Sharon Burrell’s July 26 letter needs elaboration. Joan Peters’ book, “From Time Immemorial: The Origins of the Arab-Jewish Conflict Over Palestine,” meticulously documents Palestine’s history.
The Romans renamed the area “Palestine” in 135 CE (common era) to erase its Jewish heritage.
By the mid-19th century, the Ottoman Empire had overtaxed its people and plundered its resources, leaving it barren and largely depopulated.
Under British and French pressure, the Ottoman Sultan allowed European Jews to immigrate there and buy land to establish new farming settlements.
Concurrently, Europeans conquered North Africa, and native Christian populations reconquered Southeastern Europe, causing many Muslims to flee into the remaining Ottoman Empire. These refugees flooded into Jewish-settled areas to work for wages.
After World War I, the League of Nations created the Palestinian Mandate for a “Jewish National Home” with Britain supervising its creation. It included all of what are now Jordan, Israel, Gaza, the West Bank and Golan Heights. However, in 1922 the British unilaterally confiscated eastern Palestine for Muslims, renaming it Trans-Jordan.
A 1931 British census documented that these Muslims spoke 23 different languages and came from 24 different countries. Such were the “Palestinian people.”

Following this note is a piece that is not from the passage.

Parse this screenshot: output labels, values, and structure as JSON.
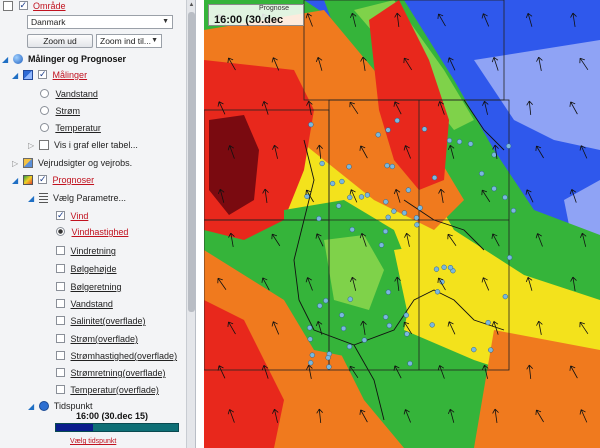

The “two-state solution” already exists: Israel and Jordan.